David Headley calls terror suspect Tahawwur Rana his ‘closest friend’
By RUMMANA HUSSAIN Staff Reporter firstname.lastname@example.org May 25, 2011 12:40PM
An Indian security official stands guard as smoke and flames billow out of the Taj Mahal hotel in Mumbai in November 2009. | Sajjad Hussain~AFP/Getty images
Updated: October 16, 2011 12:16AM
David Coleman Headley said he wasn’t much of a practicing Muslim in his youth.
He drank, dabbled in drugs, juggled several girlfriends and worked at his mother’s Philadelphia bar, Khyber Pass.
Tahawwur Rana was the complete opposite: pious, strait-laced and a good student, Headley testified at Rana’s federal trial Wednesday.
But the two developed a tight bond that solidified years after Rana spotted the Caucasian-looking boy in Pakistan swearing in Punjabi.
It was that loyalty that motivated Rana to give Headley access to his immigration business so Headley could use it as a front while he surveilled sites in India in preparation for the 2008 Mumbai terrorist attacks, prosecutors said.
Headley agreed with Assistant U.S. Attorney Daniel Collins’ assessment that Rana, 50, was his “closest friend.”
Rana came to the United States to cure Headley’s homesickness when Headley moved to Philadelphia to live with his American mother as a teen, Headley later told Rana’s lawyer Charles Swift.
Swift began chipping away at Headley’s credibility, grilling him about his penchant for using Rana for illegal activities without divulging the whole truth.
Headley admitted that when he visited Rana in Pakistan in 1984, he took the budding military doctor to a tribal region so he could smuggle heroin, but he never told Rana narcotics were involved in the trip.
“He was your friend but he didn’t do what you were doing,” Swift said.
“No,” Headley replied.
Rana put his house up for Headley’s bail when he was charged with a drug conviction in the late 1990s and always tried to make him a “more religious” and “better person,” Headley said.
That’s what Headley said he told Lashkar-e-Taiba leaders when he began taking courses with the militant group more than a decade ago.
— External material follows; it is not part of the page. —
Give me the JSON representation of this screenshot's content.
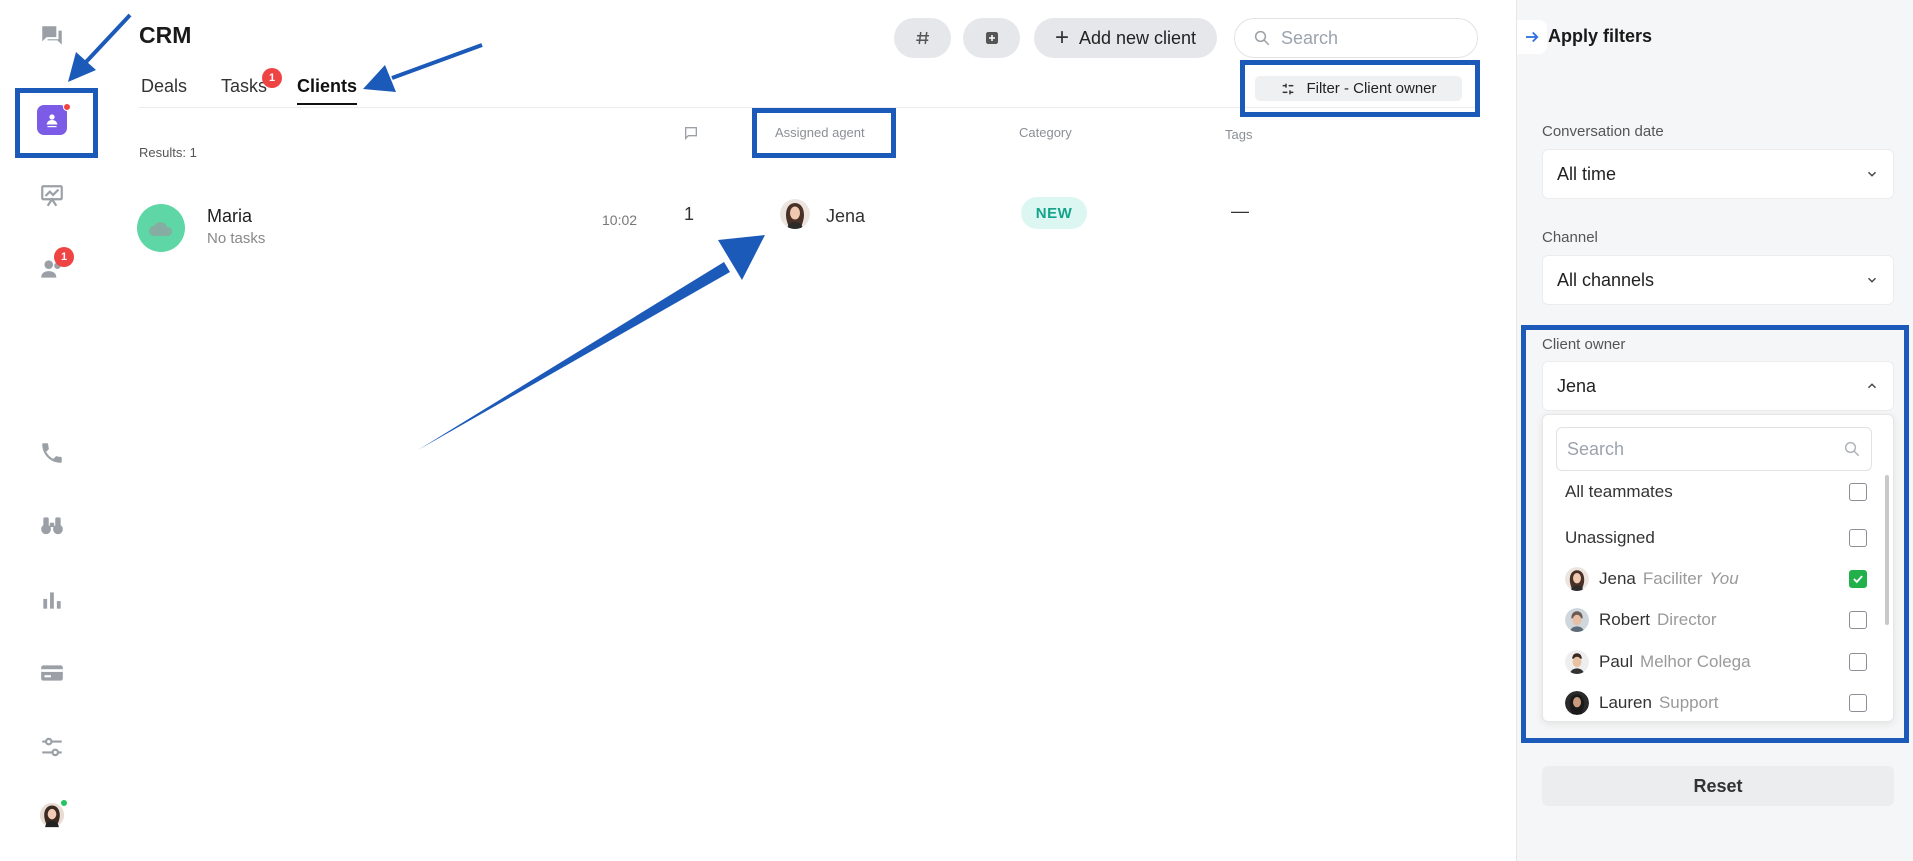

Headley also said he was trained by “Major Iqbal,” a man he believed to be affiliated with Pakistan’s Inter-Services Intelligence agency.
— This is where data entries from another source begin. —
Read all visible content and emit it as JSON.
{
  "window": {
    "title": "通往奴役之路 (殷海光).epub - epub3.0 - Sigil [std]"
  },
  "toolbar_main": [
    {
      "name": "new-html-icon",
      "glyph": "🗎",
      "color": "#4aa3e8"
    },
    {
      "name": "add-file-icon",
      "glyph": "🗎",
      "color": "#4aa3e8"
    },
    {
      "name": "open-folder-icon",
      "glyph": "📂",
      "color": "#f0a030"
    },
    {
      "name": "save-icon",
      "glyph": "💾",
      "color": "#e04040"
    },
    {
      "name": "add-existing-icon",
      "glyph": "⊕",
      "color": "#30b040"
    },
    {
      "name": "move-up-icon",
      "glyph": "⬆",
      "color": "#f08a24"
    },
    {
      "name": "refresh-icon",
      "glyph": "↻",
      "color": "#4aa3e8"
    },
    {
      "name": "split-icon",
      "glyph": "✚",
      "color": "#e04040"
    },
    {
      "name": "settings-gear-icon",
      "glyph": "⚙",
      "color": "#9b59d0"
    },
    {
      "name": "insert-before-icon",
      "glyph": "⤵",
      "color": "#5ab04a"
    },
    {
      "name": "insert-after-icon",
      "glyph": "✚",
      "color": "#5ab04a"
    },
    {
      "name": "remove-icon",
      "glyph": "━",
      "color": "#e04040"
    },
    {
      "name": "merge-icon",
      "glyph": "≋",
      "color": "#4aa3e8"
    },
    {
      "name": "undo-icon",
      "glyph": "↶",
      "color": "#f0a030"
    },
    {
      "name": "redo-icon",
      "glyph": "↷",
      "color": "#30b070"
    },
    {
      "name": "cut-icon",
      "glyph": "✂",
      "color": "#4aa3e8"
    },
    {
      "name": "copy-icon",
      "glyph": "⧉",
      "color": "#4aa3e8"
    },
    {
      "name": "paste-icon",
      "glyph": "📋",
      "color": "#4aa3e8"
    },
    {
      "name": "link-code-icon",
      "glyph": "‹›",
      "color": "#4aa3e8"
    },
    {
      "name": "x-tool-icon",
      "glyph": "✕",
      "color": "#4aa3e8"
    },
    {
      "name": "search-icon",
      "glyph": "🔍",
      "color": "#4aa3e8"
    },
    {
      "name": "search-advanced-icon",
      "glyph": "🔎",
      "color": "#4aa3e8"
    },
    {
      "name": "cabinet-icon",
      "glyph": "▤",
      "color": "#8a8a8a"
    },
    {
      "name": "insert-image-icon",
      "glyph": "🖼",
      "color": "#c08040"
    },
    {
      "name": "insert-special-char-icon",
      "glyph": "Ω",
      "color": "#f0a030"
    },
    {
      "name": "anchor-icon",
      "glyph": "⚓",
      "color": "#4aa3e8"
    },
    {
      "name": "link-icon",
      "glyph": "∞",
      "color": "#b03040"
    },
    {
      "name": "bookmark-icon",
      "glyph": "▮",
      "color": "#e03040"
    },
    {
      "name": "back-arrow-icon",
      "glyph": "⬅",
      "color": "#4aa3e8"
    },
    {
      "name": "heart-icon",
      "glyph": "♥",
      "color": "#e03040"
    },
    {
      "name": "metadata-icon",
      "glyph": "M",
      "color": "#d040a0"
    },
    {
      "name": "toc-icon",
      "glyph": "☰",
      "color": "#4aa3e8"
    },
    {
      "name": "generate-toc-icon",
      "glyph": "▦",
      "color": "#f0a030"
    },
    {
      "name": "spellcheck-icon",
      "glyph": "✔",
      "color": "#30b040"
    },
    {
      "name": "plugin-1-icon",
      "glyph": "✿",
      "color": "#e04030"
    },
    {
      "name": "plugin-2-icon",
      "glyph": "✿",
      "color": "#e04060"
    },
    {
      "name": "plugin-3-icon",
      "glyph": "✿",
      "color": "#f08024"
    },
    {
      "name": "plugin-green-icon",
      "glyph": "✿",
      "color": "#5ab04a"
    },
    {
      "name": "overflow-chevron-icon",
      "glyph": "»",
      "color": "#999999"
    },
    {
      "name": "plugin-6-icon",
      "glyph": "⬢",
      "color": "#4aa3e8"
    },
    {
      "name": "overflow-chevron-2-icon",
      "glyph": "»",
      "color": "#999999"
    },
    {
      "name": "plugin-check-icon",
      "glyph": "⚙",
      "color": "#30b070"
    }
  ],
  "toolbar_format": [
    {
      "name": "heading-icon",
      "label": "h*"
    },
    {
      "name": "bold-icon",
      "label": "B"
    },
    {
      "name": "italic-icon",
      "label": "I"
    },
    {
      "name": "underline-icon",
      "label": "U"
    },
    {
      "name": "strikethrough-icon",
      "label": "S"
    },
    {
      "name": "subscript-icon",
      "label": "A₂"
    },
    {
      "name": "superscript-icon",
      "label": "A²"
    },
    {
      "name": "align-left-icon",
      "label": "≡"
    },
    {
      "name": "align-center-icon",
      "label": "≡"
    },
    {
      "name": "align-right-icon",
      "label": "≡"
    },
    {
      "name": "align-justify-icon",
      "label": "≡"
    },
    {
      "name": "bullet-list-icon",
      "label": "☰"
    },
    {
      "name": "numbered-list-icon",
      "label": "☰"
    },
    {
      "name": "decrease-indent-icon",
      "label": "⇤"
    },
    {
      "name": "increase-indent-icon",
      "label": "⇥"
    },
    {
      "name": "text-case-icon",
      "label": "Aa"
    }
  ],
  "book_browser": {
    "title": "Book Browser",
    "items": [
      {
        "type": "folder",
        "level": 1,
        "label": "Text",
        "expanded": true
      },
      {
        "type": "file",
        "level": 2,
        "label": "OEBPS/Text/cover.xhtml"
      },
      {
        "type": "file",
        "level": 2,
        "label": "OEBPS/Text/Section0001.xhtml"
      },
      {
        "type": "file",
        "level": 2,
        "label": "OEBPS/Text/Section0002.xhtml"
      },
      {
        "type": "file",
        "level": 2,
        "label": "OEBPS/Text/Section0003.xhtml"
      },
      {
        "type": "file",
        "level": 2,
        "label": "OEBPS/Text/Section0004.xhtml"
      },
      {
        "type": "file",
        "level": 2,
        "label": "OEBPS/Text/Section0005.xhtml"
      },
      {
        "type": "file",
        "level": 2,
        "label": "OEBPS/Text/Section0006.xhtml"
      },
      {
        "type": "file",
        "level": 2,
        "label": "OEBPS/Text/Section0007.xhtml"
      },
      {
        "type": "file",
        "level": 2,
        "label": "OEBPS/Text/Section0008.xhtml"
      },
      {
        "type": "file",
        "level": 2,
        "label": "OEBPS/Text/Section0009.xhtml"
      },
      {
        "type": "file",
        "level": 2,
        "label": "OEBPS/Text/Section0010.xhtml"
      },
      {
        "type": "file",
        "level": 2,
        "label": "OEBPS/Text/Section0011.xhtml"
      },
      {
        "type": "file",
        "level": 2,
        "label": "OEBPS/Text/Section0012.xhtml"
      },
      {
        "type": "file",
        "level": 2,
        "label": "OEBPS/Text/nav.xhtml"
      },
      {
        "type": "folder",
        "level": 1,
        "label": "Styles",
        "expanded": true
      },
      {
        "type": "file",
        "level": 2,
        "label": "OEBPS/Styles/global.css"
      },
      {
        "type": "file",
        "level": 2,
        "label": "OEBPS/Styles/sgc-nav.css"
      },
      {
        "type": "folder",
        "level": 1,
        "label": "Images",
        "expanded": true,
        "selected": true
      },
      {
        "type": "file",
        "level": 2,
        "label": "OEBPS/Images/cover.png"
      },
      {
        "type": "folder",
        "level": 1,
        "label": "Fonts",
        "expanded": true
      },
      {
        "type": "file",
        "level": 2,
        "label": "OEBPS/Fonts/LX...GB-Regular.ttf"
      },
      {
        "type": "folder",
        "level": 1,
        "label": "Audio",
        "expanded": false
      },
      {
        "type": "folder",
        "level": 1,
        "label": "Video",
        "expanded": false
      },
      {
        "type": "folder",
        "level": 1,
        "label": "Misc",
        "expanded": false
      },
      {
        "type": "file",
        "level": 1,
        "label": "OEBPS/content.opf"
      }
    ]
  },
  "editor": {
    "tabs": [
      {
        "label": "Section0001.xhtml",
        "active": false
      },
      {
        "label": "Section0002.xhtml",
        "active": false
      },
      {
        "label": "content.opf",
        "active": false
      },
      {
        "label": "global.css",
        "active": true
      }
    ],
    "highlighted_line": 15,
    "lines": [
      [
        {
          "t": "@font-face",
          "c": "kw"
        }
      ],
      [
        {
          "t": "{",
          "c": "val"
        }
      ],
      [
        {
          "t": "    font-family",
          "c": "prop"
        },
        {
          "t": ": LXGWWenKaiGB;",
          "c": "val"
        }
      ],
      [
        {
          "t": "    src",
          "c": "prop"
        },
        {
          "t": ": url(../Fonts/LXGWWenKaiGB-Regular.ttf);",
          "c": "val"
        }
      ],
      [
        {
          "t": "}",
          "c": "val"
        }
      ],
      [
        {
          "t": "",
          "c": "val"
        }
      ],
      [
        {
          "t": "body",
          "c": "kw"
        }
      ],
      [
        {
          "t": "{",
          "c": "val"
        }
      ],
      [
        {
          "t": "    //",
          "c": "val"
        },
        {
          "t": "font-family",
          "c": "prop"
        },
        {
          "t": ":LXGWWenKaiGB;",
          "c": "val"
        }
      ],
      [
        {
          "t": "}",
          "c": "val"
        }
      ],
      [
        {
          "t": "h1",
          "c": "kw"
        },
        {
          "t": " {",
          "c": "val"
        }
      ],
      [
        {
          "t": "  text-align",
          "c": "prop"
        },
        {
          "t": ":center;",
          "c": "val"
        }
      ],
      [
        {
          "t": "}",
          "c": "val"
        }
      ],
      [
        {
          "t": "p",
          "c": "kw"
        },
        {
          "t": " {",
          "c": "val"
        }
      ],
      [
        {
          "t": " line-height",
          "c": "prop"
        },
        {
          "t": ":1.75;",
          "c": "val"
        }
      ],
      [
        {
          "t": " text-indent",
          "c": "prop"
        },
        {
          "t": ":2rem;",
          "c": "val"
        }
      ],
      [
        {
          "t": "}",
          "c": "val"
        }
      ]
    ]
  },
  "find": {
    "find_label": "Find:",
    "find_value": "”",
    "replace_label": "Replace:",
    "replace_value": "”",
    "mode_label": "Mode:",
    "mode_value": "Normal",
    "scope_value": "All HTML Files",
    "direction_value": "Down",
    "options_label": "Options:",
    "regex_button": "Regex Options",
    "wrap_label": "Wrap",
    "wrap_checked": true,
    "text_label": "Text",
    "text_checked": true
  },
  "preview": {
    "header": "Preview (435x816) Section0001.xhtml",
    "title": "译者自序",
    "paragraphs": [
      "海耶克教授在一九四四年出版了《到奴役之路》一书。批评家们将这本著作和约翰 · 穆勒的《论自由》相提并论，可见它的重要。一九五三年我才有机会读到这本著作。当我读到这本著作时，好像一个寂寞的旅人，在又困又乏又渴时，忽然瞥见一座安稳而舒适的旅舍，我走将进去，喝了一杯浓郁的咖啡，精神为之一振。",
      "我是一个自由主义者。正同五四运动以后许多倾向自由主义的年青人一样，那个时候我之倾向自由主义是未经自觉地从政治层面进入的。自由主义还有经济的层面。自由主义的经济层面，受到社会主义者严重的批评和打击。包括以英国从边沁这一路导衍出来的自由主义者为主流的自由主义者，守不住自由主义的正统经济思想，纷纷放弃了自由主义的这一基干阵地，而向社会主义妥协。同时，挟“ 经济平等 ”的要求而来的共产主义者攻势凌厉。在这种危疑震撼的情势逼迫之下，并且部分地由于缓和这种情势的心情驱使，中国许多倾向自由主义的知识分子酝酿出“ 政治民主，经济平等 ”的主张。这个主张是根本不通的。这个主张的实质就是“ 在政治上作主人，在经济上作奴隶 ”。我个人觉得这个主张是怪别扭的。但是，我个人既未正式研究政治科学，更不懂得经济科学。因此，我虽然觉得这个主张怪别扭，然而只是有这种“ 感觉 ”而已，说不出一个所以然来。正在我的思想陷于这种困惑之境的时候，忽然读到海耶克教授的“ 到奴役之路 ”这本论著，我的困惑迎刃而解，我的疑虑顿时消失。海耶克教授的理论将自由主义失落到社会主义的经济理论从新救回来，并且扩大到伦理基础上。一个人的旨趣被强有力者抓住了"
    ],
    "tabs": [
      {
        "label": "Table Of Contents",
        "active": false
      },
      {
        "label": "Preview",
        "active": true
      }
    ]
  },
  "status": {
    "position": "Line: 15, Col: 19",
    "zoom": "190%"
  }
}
Prosecutors said Headley briefed Rana about the plans leading up to the overseas attack and kept him in the loop about possibly targeting Jyllands-Posten, the Danish newspaper that printed the controversial Prophet Muhammad cartoons; an office belonging to Shiv Sena, the right-wing Hindu nationalist party; a Hindu temple; Bollywood, and the National Defense College in New Delhi.
However, Headley noted that Rana would never disguise his Islamic faith to help him infiltrate Shiv Sena.
Headley has already pleaded guilty for his role in the Mumbai attacks and a thwarted plot involving Jyllands-Posten’s Copenhagen bureau.